(YOUR INSTRUCTIONS):
Go through the data line by line and count the lines that hold "title". Reply with the total only.

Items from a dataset
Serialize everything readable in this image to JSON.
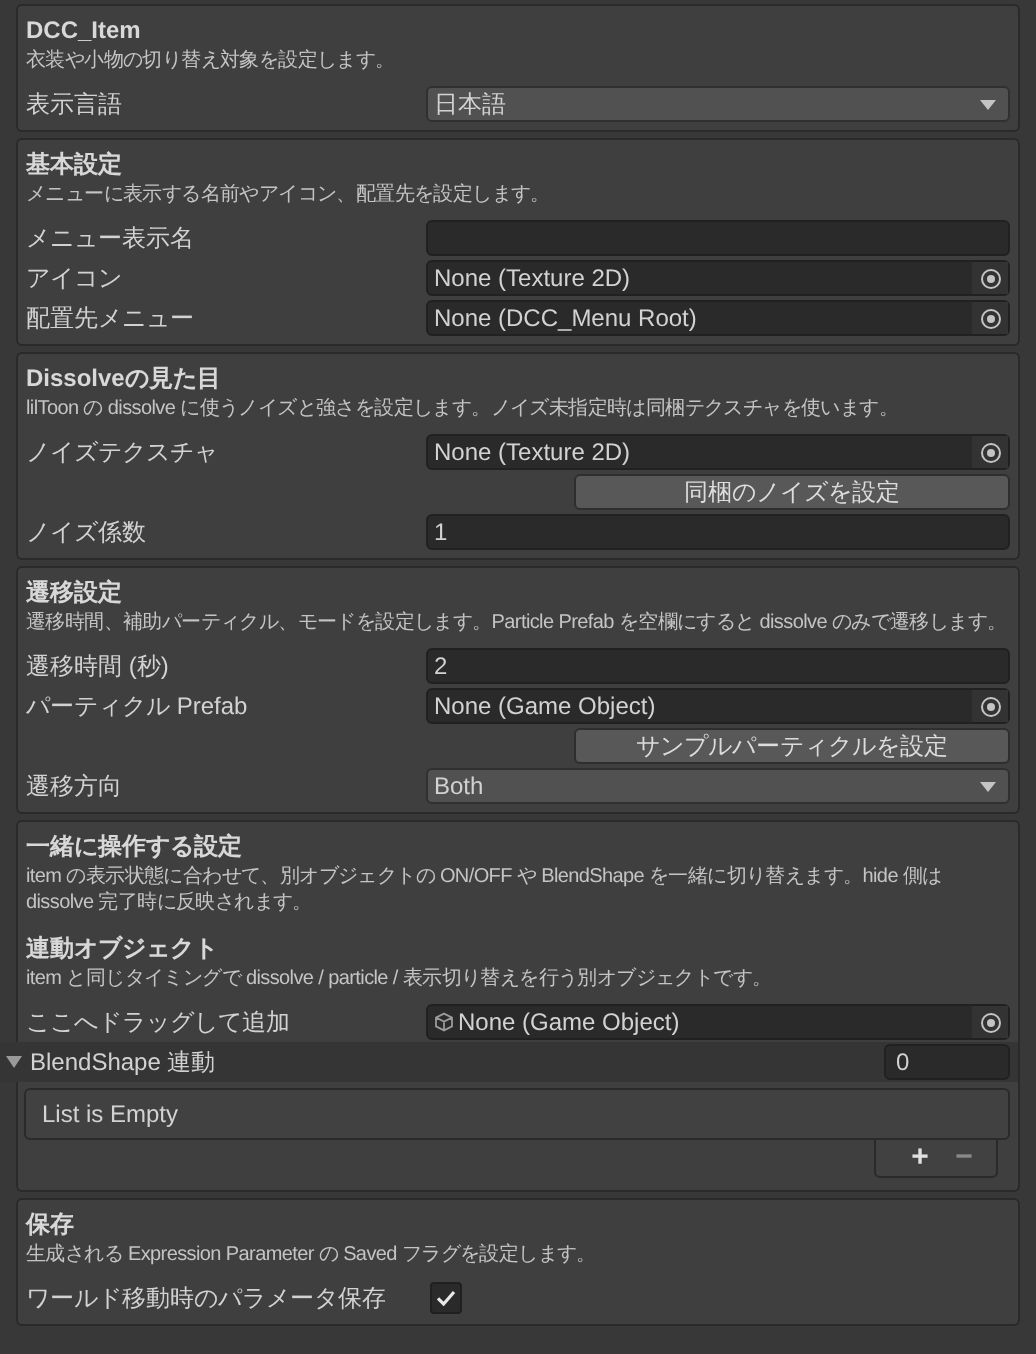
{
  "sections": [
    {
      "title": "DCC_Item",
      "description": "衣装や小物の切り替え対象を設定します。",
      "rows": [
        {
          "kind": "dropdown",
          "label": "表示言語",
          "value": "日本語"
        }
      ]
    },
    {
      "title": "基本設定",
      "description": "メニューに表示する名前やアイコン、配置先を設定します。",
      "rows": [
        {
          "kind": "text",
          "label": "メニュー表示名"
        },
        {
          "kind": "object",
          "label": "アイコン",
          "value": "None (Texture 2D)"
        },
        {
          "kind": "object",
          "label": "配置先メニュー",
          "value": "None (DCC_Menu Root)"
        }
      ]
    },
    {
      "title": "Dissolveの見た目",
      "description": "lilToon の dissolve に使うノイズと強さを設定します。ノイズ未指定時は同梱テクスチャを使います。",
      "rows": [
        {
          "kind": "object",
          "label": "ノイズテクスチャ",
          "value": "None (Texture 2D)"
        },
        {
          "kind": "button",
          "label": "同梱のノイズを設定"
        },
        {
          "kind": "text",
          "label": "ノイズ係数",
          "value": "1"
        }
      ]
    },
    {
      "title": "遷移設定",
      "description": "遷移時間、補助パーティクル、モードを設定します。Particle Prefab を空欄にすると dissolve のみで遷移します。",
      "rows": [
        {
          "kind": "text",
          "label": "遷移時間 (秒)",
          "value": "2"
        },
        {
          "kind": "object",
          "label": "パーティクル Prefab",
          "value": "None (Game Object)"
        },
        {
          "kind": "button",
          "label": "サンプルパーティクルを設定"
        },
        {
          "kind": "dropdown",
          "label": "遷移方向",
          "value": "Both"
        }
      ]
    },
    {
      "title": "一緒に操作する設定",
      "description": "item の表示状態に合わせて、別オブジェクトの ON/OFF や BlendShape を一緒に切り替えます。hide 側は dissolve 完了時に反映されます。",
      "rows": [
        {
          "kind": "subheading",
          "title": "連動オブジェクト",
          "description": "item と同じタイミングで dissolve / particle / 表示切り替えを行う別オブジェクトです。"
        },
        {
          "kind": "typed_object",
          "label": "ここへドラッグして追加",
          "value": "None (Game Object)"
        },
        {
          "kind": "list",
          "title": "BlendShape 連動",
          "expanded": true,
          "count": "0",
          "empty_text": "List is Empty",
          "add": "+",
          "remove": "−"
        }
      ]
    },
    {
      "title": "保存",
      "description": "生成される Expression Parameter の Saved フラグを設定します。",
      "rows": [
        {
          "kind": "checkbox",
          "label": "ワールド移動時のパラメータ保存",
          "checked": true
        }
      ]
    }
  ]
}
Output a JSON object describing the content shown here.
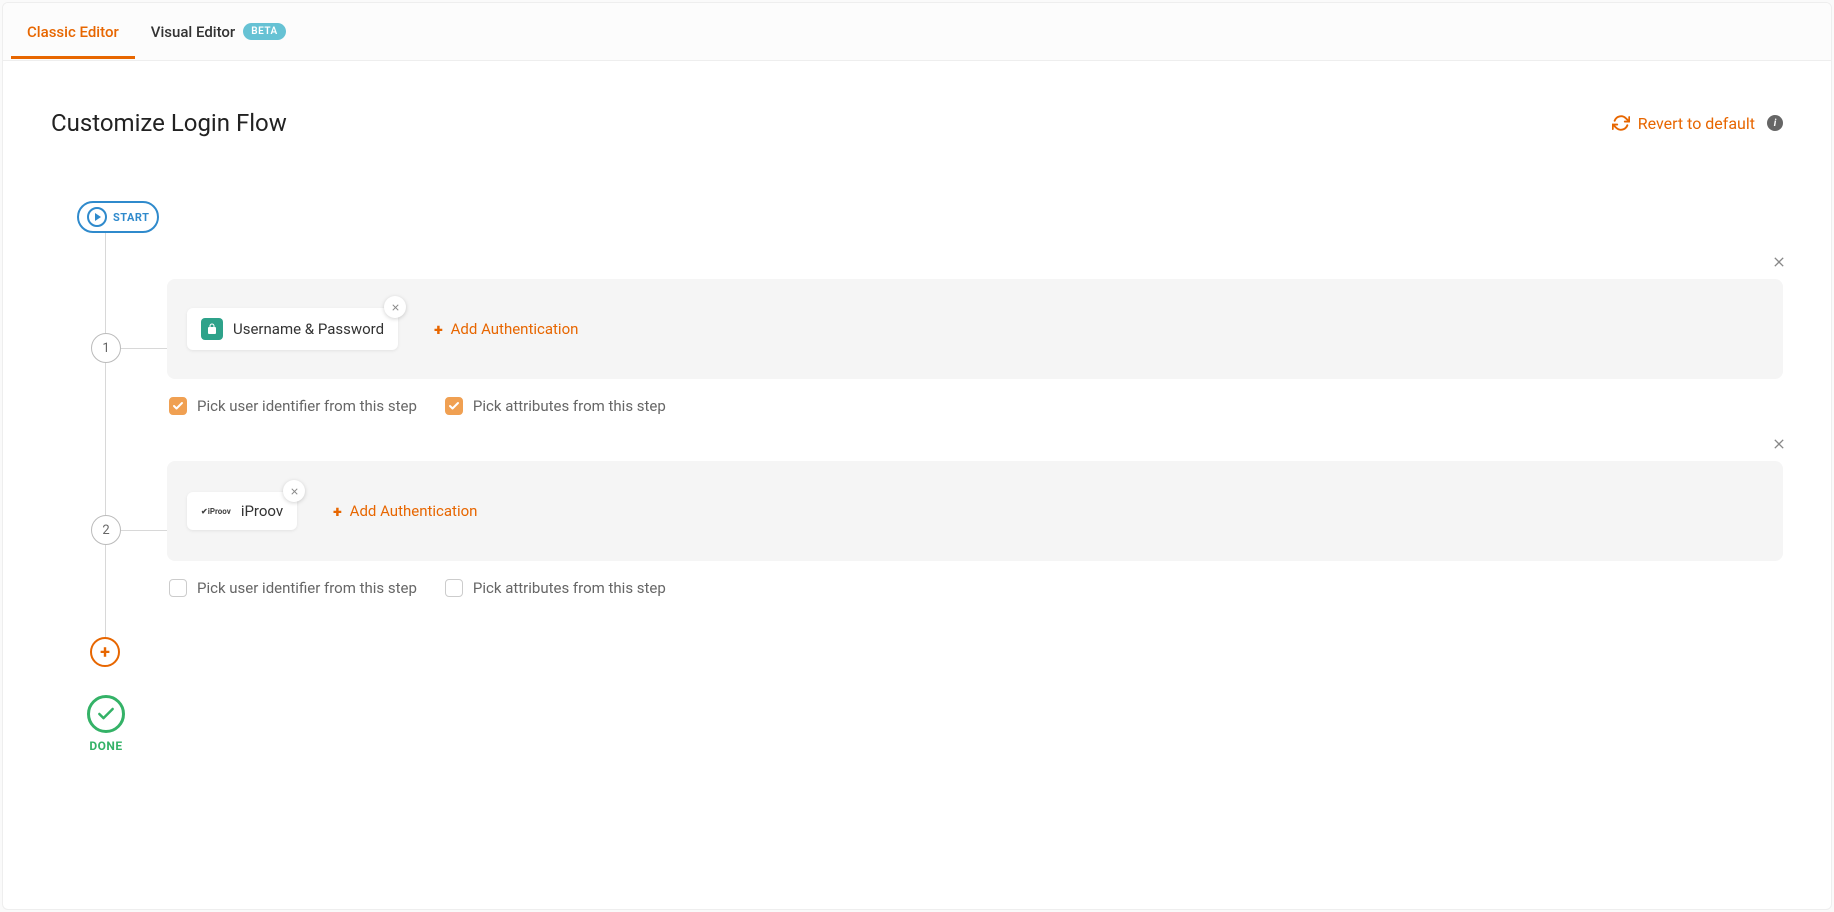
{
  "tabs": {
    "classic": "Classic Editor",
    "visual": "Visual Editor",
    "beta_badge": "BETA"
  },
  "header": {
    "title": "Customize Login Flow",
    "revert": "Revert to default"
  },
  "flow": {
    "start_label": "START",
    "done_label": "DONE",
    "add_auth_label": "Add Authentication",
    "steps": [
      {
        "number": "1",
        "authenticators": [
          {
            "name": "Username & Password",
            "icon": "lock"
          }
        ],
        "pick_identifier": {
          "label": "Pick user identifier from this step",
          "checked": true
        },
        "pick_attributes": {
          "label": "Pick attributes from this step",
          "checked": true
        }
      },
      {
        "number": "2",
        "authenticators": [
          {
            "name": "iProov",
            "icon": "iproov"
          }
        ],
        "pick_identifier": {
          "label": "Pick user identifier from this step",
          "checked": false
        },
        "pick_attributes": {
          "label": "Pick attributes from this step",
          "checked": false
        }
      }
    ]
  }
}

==

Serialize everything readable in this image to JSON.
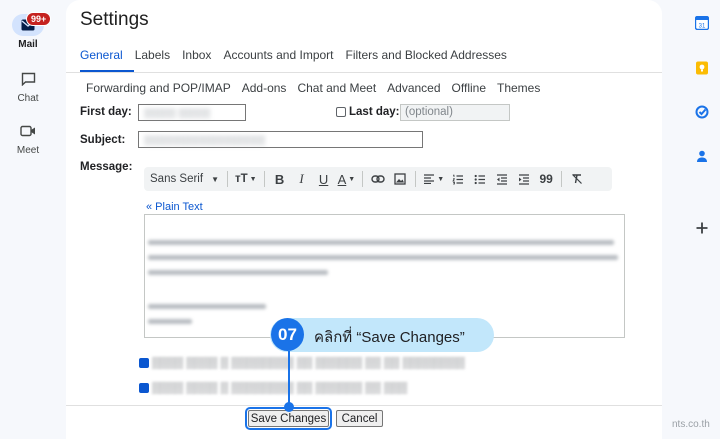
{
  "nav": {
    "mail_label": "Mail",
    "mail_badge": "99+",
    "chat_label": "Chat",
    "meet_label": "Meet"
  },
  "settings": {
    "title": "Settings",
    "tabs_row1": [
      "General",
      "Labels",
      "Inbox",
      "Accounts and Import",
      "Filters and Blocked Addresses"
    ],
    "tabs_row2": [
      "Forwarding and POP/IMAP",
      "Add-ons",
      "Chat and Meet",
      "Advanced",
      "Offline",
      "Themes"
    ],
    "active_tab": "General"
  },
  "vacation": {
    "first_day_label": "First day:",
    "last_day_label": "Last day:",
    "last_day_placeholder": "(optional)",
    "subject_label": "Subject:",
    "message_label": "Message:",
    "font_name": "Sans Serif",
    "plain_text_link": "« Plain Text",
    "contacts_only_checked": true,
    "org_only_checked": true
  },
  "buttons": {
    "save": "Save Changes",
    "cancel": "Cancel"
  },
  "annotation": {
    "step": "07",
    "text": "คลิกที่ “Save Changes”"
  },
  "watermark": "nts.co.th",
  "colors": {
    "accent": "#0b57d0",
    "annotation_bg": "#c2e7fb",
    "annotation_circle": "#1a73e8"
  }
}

(TASK RESPONSE):
10